When the creative life has been sucked out of you entirely, you need your secret, never-fail resuscitator: a list or feed of photographers around the web and image-oriented bloggers who make you think, ‘Oh, I want to do that!’ These are your muses.
For many photographers on the web, their secret muse has become Flickr’s bucket of noteworthy recent images. For you, it might be a Pinterest board you or someone else has curated and refreshed with great pics from great photographers. Or it might be a Facebook page about photography.
Your muse list should almost certainly include a few bloggers, as well—perhaps some of the sites from your own blogroll. It could also include blogs from outside the photography niche, such as a music blog or a cooking blog or a fashion blog, anything that features images and topics that leave you feeling energised and refreshed.
Make sure this list includes a decent range of styles, both in text and images, and some diversity in its layouts, for individual posts and for the publication as a whole. Set up your list as an RSS feed, a list of Twitter accounts, or just a folder of browser bookmarks, if you don’t feel like getting too technical. You could also share your secret list with your readers as a blogroll-esque sidebar or widget of inspirations.
You don’t have to use photography blogs per se as part of your inspiration. You might find yourself turning to websites that feature images, themes, and other elements that inspire you.

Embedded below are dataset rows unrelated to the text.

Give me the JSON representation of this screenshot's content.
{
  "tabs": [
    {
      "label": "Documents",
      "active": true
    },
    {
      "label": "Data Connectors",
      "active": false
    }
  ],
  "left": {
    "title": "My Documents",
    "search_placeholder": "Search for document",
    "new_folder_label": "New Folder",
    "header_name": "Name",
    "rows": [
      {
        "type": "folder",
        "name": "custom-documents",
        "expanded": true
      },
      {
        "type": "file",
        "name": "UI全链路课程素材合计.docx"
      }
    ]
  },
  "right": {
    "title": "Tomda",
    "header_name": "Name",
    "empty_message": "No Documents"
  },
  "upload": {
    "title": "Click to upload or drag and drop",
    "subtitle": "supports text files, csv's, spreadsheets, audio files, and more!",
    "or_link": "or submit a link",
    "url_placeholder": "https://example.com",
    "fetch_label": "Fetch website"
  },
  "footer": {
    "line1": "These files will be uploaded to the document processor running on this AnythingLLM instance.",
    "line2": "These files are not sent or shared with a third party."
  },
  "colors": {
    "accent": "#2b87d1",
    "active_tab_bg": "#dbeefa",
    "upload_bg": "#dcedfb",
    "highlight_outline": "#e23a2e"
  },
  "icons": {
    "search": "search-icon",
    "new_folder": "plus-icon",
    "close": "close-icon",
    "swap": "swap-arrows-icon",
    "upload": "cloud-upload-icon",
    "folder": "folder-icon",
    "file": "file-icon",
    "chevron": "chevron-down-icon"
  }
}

These will be your muses; they will make you want to go out and create.
Figure out what online people and blogs and sites and resources make you want to get off the internet and go be creative, then save those links carefully for the rainy days when you need the extra lift.
Blogging for Photographers by Jolie O’Dell tells you everything that you need to know about establishing your own photo-blogging website, from the basics of how to get your photos from your camera to the Internet, and looking lovely, to how you can make money from your site.